Countries outside the US and Canada have vast quantities of hydrocarbons yet to be tapped from shale formations, said a June assessment released by the US Energy Information Administration, which commissioned Advanced Resources International Inc. to compile the updated report.
An initial EIA-ARI global shale gas assessment was released in 2011, and that report did not estimate shale oil resources. The 2013 update estimated 7,299 tcf of technically recoverable shale gas worldwide, a 10% jump from the 2011 estimate. The 2013 estimate listed 345 billion bbl of technically recoverable shale oil.
The updated shale estimate indicated 10% of the world's total estimated technically recoverable oil resources are in shale or tight formations, and 32% of the world's technically recoverable gas are in shale formations. Shale resource estimates likely will change as additional information becomes available.
EIA Administrator Adam Sieminski said, "The extent to which technically recoverable shale resources will prove to be economically recoverable is not yet clear."
Economical recovery depends on drilling and completion costs, the volume of oil or gas produced during an average well's life, and oil and gas prices.
Only the US and Canada have produced shale oil and shale gas in commercial volumes so far. The 2013 report said more than half of the non-US shale oil resources are in Russia, China, Argentina, and Libya. More than half of the non-US shale gas resources are in China, Argentina, Algeria, Canada, and Mexico.
The EIA-ARI 2013 report analyzed 95 basins in 41 countries, including 137 formations although not all formations had sufficient information to provide firm estimates. The report did not include every basin, and it excluded some Middle East and Caspian regions (see table).
The report covered the most prospective shale formations in 41 countries that demonstrated some level of relatively near-term promise, and that had enough geological data for a resource assessment.
"Further improvements in both the quality of the assessments and an increase in the number for formations should be possible over time," said the report, "World Shale Gas and Shale Oil Resource Assessment."
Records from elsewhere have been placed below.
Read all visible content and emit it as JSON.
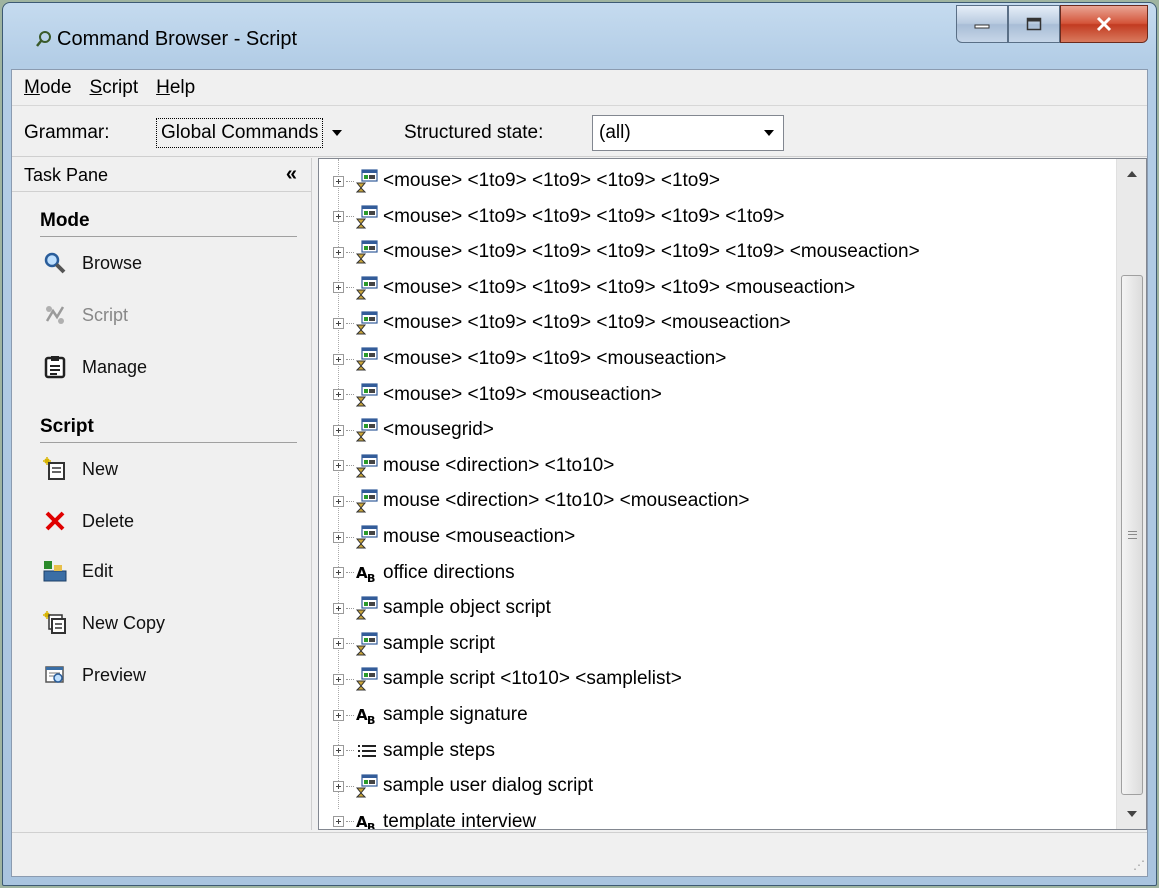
{
  "window": {
    "title": "Command Browser - Script"
  },
  "menu": [
    {
      "label": "Mode",
      "accel": "M",
      "rest": "ode"
    },
    {
      "label": "Script",
      "accel": "S",
      "rest": "cript"
    },
    {
      "label": "Help",
      "accel": "H",
      "rest": "elp"
    }
  ],
  "toolbar": {
    "grammar_label": "Grammar:",
    "grammar_value": "Global Commands",
    "structured_label": "Structured state:",
    "structured_value": "(all)"
  },
  "task_pane": {
    "title": "Task Pane",
    "collapse_glyph": "«",
    "mode_section": "Mode",
    "mode_items": [
      {
        "label": "Browse",
        "icon": "magnifier-icon"
      },
      {
        "label": "Script",
        "icon": "script-icon",
        "disabled": true
      },
      {
        "label": "Manage",
        "icon": "clipboard-icon"
      }
    ],
    "script_section": "Script",
    "script_items": [
      {
        "label": "New",
        "icon": "new-icon"
      },
      {
        "label": "Delete",
        "icon": "delete-x-icon"
      },
      {
        "label": "Edit",
        "icon": "edit-icon"
      },
      {
        "label": "New Copy",
        "icon": "new-copy-icon"
      },
      {
        "label": "Preview",
        "icon": "preview-icon"
      }
    ]
  },
  "tree_items": [
    {
      "label": "<mouse> <1to9> <1to9> <1to9> <1to9>",
      "icon": "macro-icon"
    },
    {
      "label": "<mouse> <1to9> <1to9> <1to9> <1to9> <1to9>",
      "icon": "macro-icon"
    },
    {
      "label": "<mouse> <1to9> <1to9> <1to9> <1to9> <1to9> <mouseaction>",
      "icon": "macro-icon"
    },
    {
      "label": "<mouse> <1to9> <1to9> <1to9> <1to9> <mouseaction>",
      "icon": "macro-icon"
    },
    {
      "label": "<mouse> <1to9> <1to9> <1to9> <mouseaction>",
      "icon": "macro-icon"
    },
    {
      "label": "<mouse> <1to9> <1to9> <mouseaction>",
      "icon": "macro-icon"
    },
    {
      "label": "<mouse> <1to9> <mouseaction>",
      "icon": "macro-icon"
    },
    {
      "label": "<mousegrid>",
      "icon": "macro-icon"
    },
    {
      "label": "mouse <direction> <1to10>",
      "icon": "macro-icon"
    },
    {
      "label": "mouse <direction> <1to10> <mouseaction>",
      "icon": "macro-icon"
    },
    {
      "label": "mouse <mouseaction>",
      "icon": "macro-icon"
    },
    {
      "label": "office directions",
      "icon": "text-ab-icon"
    },
    {
      "label": "sample object script",
      "icon": "macro-icon"
    },
    {
      "label": "sample script",
      "icon": "macro-icon"
    },
    {
      "label": "sample script <1to10> <samplelist>",
      "icon": "macro-icon"
    },
    {
      "label": "sample signature",
      "icon": "text-ab-icon"
    },
    {
      "label": "sample steps",
      "icon": "list-steps-icon"
    },
    {
      "label": "sample user dialog script",
      "icon": "macro-icon"
    },
    {
      "label": "template interview",
      "icon": "text-ab-icon"
    }
  ],
  "colors": {
    "title_bar": "#b3cde6",
    "close_button": "#c23b21",
    "window_bg": "#f0f0f0"
  }
}
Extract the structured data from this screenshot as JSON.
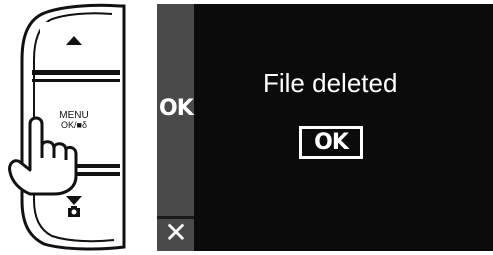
{
  "device": {
    "menu_label_line1": "MENU",
    "menu_label_line2": "OK/■δ",
    "up_icon": "triangle-up-icon",
    "down_icon": "triangle-down-icon",
    "camera_icon": "camera-icon",
    "hand_icon": "pointing-hand-icon"
  },
  "screen": {
    "message": "File deleted",
    "ok_button_label": "OK",
    "side_ok_label": "OK",
    "side_cancel_icon": "close-icon",
    "cancel_label": "✕"
  },
  "colors": {
    "screen_background": "#0b0b0b",
    "side_rail": "#4a4a4a",
    "text": "#ffffff"
  }
}
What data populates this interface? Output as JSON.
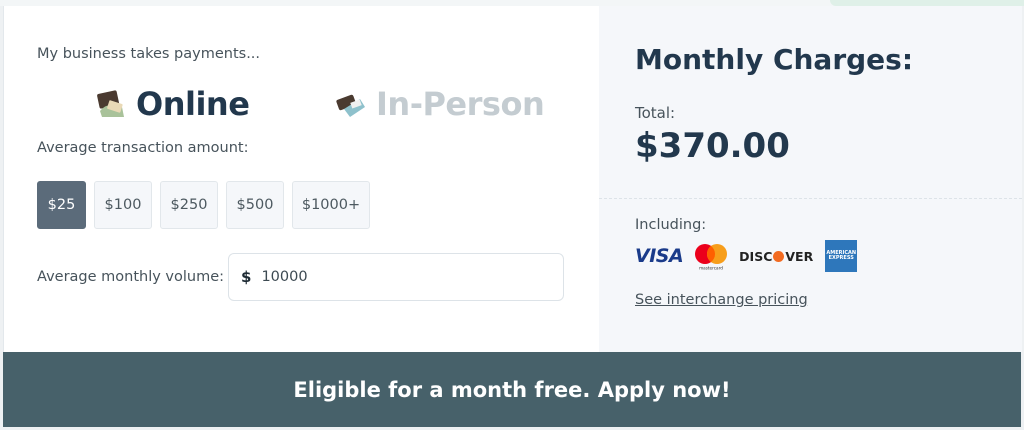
{
  "intro": "My business takes payments...",
  "modes": {
    "online": {
      "label": "Online",
      "icon": "online-payment-icon"
    },
    "in_person": {
      "label": "In-Person",
      "icon": "card-swipe-icon"
    }
  },
  "avg_transaction": {
    "label": "Average transaction amount:",
    "options": [
      "$25",
      "$100",
      "$250",
      "$500",
      "$1000+"
    ],
    "selected": "$25"
  },
  "monthly_volume": {
    "label": "Average monthly volume:",
    "currency": "$",
    "value": "10000"
  },
  "charges": {
    "title": "Monthly Charges:",
    "total_label": "Total:",
    "total_value": "$370.00",
    "including_label": "Including:",
    "card_brands": {
      "visa": "VISA",
      "mastercard_text": "mastercard",
      "discover_pre": "DISC",
      "discover_post": "VER",
      "amex": "AMERICAN EXPRESS"
    },
    "interchange_link": "See interchange pricing"
  },
  "cta": "Eligible for a month free.  Apply now!",
  "colors": {
    "primary_dark": "#22384d",
    "cta_bg": "#47616a",
    "active_button": "#5b6b7a",
    "inactive_mode": "#c4ccd1"
  }
}
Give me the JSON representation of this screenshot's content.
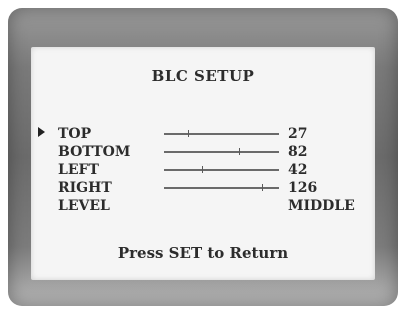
{
  "menu": {
    "title": "BLC SETUP",
    "items": [
      {
        "label": "TOP",
        "value": "27",
        "selected": true,
        "level": 0.21
      },
      {
        "label": "BOTTOM",
        "value": "82",
        "selected": false,
        "level": 0.65
      },
      {
        "label": "LEFT",
        "value": "42",
        "selected": false,
        "level": 0.33
      },
      {
        "label": "RIGHT",
        "value": "126",
        "selected": false,
        "level": 0.85
      },
      {
        "label": "LEVEL",
        "value": "MIDDLE",
        "selected": false
      }
    ],
    "footer": "Press SET to Return"
  }
}
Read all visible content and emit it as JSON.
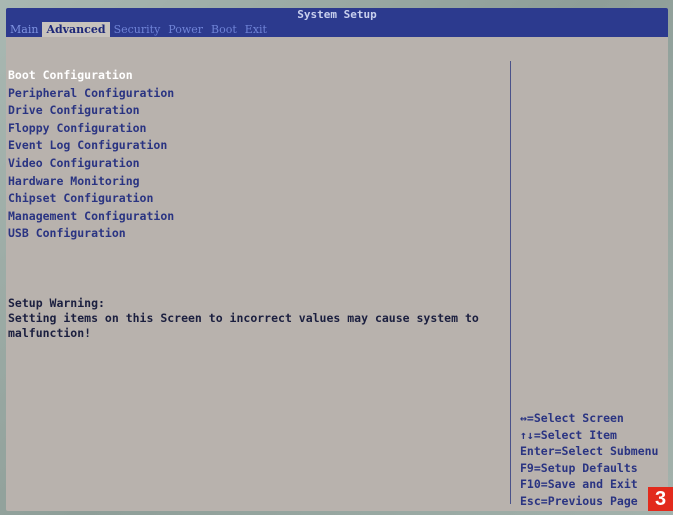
{
  "window": {
    "title": "System Setup"
  },
  "menu": {
    "tabs": [
      "Main",
      "Advanced",
      "Security",
      "Power",
      "Boot",
      "Exit"
    ],
    "active_index": 1
  },
  "advanced": {
    "items": [
      "Boot Configuration",
      "Peripheral Configuration",
      "Drive Configuration",
      "Floppy Configuration",
      "Event Log Configuration",
      "Video Configuration",
      "Hardware Monitoring",
      "Chipset Configuration",
      "Management Configuration",
      "USB Configuration"
    ],
    "selected_index": 0
  },
  "warning": {
    "title": "Setup Warning:",
    "line1": "Setting items on this Screen to incorrect values may cause system to",
    "line2": "malfunction!"
  },
  "help": {
    "lines": [
      "↔=Select Screen",
      "↑↓=Select Item",
      "Enter=Select Submenu",
      "F9=Setup Defaults",
      "F10=Save and Exit",
      "Esc=Previous Page"
    ]
  },
  "badge": {
    "text": "3"
  },
  "colors": {
    "bar_bg": "#2c3a8e",
    "screen_bg": "#b8b2ad",
    "text_blue": "#2a3482",
    "badge_red": "#e22a1c"
  }
}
Changes in shale gas estimates
Shale gas resource estimates for some formations were lowered in the 2013 assessment.
Downward revisions include Norway's Alum shale, Poland's Lublin basin, Mexico's Eagle Ford shale in the Burgos basin, South Africa's Karoo basin, and China's Qiongzhusi shale in the Sichuan basin as well as the Lower Cambrian shales in the Tarim basin.
Some adjustments were based on new information while some reflected a reclassification of resources to oil and condensates from gas.
Norway's shale gas assessment dropped to zero in the 2013 report compared with 83 tcf in 2011, triggered by Royal Dutch Shell PLC's disappoint results from three Alum shale wells drilled in Sweden.
The Alum shale is less geologically complex in Sweden than in Norway. Disappointing results in Sweden significantly reduced the likelihood for successful shale wells in Norway's complex Alum shale, ARI said.
For Poland, the shale gas estimate was 148 tcf in the 2013 assessment compared with 187 tcf in the 2011 report (see map, OGJ, Nov. 7, 2011).
Poland's Lublin basin shale gas estimate was cut to 9 tcf from 44 tcf based upon a 2013 report requirement that a shale formation have at least a 2% minimum total organic content (TOC).
"The more rigorous application of the TOC minimum requirement—along with better control on structural complexity—reduced the prospective area from 11,660 sq m to 2,390 sq m," the 2013 report said.
In Mexico, the Eagle Ford shale gas estimate in Burgos basin was reduced to 343 tcf from 454 tcf while the prospective shale area was reduced to 17,300 sq m from 18,100 sq m. Part of the 17,300-sq-m area is prospective for oil, which reduced the area prospective for gas.
For South Africa, the shale gas resource estimate was reduced to 390 tcf from 485 tcf. The prospective area for three shale formations in the Karoo basin was reduced to 60,180 sq m from 70,800 sq m.
For China as a whole, the shale gas resource estimate was reduced to 1,115 tcf from 1,275 tcf in the 2011 report.
More information on TOC and geologic complexity caused a reduction of the shale gas resource in the Qiongzhusi formation in the Sichuan basin and Lower Cambrian shales in the Tarim basin. The Qiongzhusi shale gas resource estimate was reduced to 125 tcf in the 2013 assessment from 349 tcf in the 2011 report. The prospective area was reduced to 6,500 sq m from 56,875 sq m.
Similarly, the prospective area of the Lower Cambrian shales was reduced to 6,520 sq m from 53,560 sq m in 2011, triggering a cut in the shale gas estimate to 44 tcf from 359 tcf.
EIA-ARI said it updated the shale resources assessment so soon because geologic research and well results unavailable for use in the 2011 report allowed for a more informed evaluation of shale formations covered in that report. In addition, the 2013 assessment included additional shale formations.
The methodology relies on geological information and reservoir properties assembled from the technical literature and data from publically available company reports and presentations. ARI augmented publically available information by ARI's internal (non-confidential) proprietary work.